In this research, we figure out the lithospheric structures of the western U.S. and assess its tectonic implications with a high resolution using dense gravity data. Gravity data with high spatial resolution enables detailed mapping capabilities, overwhelming other geophysical data. To investigate the physical basis for support of topography in the western U.S., we employed the parker-Oldenburg algorithm to gravity to calculate the depth to Moho. The estimated depth to Moho shows an excellent spatial correlation with the physiographic provinces in the study area following an eastward thicking pattern. Moho of the stable craton reaches 50 km, whereas the western margin shows a shallow Moho of 20 km. Moreover, to assess the tectonic implication of Moho in the study area, we calculated the crustal compensation load to evaluate the isostatic state in the study area. The calculated compensation loads provide isostatic compensation for large-scale crustal structures, such as the broad, elevated Basin and Range Province. To assess the contribution of the crust and mantle to the topographic deformation in the study area, we calculated the crust topography and mantle topography. The Wyoming Craton and Great Plains have negative mantle topography values, contrasting with the relatively constant values in the southern Rockies, Colorado Plateau, and Basin and Range. Crustal topography reveals significant crustal support from the southern Rockies and the Wyoming craton. In addition, we estimated the lithospheric mantle thickness and the depth of the Lithosphere–Asthenosphere Boundary (LAB); the mantle thickness has values reaching 90 km at the stable eastern craton with LAB depth reaching 140 km. This research demonstrates the effect of the tectonic regime on the study area and the implications of this tectonic on the lithospheric structures with a high spatial resolution of a few hundred meters.

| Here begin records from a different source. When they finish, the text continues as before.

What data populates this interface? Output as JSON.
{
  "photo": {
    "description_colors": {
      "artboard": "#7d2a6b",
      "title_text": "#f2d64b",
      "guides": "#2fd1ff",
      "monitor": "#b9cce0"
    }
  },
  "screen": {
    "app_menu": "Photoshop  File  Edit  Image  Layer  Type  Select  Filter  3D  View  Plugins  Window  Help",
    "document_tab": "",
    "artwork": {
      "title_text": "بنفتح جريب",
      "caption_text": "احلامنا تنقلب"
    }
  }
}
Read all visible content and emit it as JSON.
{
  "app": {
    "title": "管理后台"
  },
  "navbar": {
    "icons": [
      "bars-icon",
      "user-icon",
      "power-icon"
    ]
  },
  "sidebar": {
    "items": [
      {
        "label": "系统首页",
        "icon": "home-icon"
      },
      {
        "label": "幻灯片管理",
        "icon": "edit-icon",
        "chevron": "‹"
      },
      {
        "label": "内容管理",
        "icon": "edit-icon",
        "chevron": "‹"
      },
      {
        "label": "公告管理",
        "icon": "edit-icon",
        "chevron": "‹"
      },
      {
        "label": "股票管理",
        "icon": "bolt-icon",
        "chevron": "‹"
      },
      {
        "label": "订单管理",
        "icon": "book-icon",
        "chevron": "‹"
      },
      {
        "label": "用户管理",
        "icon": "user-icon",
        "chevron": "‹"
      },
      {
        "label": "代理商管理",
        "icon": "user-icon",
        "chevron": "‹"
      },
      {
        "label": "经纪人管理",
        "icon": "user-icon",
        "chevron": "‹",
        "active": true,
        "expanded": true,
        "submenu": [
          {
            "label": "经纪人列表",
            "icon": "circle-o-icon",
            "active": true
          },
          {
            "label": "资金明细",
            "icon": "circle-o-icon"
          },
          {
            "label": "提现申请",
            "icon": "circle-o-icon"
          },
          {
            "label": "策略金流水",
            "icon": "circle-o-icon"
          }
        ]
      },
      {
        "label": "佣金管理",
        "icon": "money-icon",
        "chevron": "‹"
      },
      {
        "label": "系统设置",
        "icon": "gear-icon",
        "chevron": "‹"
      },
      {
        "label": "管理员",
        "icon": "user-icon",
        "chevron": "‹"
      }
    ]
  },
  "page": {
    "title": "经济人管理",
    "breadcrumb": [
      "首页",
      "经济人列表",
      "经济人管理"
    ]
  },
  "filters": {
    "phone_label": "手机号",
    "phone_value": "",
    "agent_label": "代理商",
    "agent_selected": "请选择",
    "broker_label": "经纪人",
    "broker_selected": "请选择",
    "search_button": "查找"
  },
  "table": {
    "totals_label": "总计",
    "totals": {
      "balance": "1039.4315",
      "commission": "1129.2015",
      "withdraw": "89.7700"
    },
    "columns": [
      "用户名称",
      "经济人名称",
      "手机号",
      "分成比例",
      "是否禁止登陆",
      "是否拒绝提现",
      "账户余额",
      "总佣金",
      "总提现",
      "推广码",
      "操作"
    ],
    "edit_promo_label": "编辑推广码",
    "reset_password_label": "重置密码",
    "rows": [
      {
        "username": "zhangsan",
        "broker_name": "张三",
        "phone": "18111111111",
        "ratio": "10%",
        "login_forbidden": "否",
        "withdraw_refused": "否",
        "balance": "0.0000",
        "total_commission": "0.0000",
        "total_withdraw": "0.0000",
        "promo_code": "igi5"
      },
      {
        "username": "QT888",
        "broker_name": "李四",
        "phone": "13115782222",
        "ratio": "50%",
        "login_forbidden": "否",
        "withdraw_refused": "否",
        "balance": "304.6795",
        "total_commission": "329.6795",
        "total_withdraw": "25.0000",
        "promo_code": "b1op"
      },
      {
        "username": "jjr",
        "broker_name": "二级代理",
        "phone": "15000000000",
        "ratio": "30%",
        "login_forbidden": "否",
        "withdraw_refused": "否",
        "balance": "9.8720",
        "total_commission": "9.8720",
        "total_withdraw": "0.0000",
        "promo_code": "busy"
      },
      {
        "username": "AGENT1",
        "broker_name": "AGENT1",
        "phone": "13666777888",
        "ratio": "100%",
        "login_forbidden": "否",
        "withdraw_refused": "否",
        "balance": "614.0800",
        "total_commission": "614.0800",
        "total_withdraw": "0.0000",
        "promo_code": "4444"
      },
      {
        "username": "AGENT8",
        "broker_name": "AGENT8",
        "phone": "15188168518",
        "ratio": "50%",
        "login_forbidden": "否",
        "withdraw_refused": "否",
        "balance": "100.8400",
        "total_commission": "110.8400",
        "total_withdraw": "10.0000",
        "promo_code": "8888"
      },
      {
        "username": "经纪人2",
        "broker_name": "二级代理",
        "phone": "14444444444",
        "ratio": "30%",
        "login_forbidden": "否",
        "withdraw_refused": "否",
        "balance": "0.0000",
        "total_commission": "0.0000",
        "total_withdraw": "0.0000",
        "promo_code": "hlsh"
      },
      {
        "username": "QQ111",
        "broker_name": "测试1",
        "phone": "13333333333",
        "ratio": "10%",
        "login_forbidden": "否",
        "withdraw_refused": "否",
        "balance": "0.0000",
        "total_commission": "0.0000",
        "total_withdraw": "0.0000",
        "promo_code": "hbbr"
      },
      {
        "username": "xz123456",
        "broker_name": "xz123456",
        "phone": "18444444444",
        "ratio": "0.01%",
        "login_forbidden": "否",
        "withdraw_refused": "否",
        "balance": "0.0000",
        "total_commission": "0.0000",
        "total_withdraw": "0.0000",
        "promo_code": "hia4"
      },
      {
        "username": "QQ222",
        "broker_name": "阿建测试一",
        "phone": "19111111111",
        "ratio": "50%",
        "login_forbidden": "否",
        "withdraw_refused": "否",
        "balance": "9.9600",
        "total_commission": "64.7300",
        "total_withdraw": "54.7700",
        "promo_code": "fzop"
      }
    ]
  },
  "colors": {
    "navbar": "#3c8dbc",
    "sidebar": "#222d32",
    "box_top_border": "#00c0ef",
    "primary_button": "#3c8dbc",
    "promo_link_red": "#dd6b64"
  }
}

All Science Journal Classification (ASJC) codes
- Earth and Planetary Sciences(all)